340 - 338 BC

The Latin War is the last major attempt by the Latins to retain independence from Rome. As its trigger, the Samnites attack the Sidicini who, in their desperation, offer to subjugate themselves to Rome. They are refused on the grounds that they are too late in seeking Rome's protection (following the conclusion of the First Samnite War). Instead, the beleaguered Sidicini ally themselves to a Latin League force which is advancing against the Samnites.

Encouraged by Rome's indifference to the Latin-Samnite conflict, the Latins plan to attack Rome next. Rome hears of this and, following failed bargaining in the Senate with ten Latin chiefs to agree a new treaty, declares war against the Latin League. Allied to the Samnites, Rome fights for two years to defeat the Latins in a number of battles, following which they are subjugated fully. The Latin League is dissolved, and some Latin states are annexed directly to Rome, while others retain autonomy.

337 - 335 BC

Having signed separate treaties with Rome, the Aurunci and Sidicini now fall out. Livy describes that the Sidicini attack the Aurunci in 337 BC. The latter are forced to abandon their towns in Campania and retreat to the stronghold of Suessa in the mountains. The stronghold is renamed Aurunca, signalling that it is intended to be a permanent capital for this people. The Ausones side with the Sidicini, raising the suggestion that the Aurunci have committed some kind of cardinal sin in the eyes of their Opici cousins. In 335 BC, Rome sends an army under Marcus Valerius Corvus to besiege Cales, the Ausones capital. Corvus captures the town while its defenders are in a drunken sleep and a Roman garrison is placed there. Colonists soon follow, and land is distributed amongst them, effectively destroying the Ausones.
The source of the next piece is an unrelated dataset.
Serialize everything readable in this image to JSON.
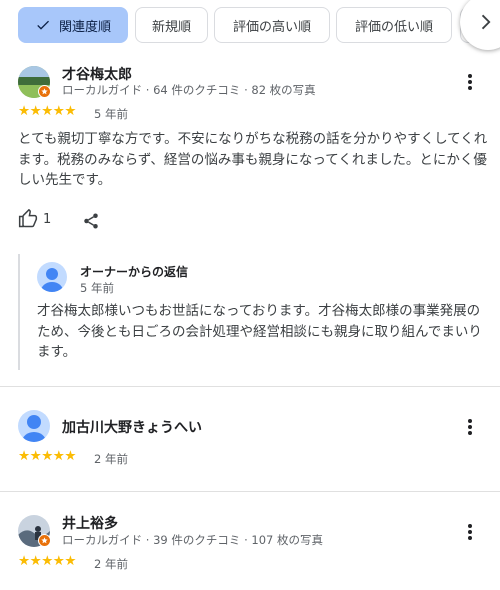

c.334 BC

The Sidicini now bear the brunt of Rome's attentions. In a campaign by both consular armies, the Sidicini apparently accept subjugation without a battle, while the Romans are struck by an unexplained plague (probably malaria, which is prevalent in the region). The details are not mentioned at all by Livy, which is unusual if this people have been conquered in battle. The Sidicini people are not mentioned again in history, but their city, Teanum, prospers.

Roman Teanum
The Roman city of Teanum, modern Teano, thrived during the late Roman republic and empire periods after being founded as the main centre of the Sidicini tribe

325 - 304 BC

The Second Samnite War is triggered against Rome. During this period the Marsi ally themselves to the Romans in an attempt to remove the Samnite hold over them, but Rome finds it has to move to secure the territory between it and the Samnites before it can win the war, and this means finally conquering and subduing the remains of the Opici (probably the Aurunci in their mountain stronghold).

All the Opici peoples subsequently merge into the general population of Campania. This period proves to be the end for the Golasecca culture within the Italian Iron Age.

Images and text copyright © all contributors mentioned on this page. An original king list page for the History Files.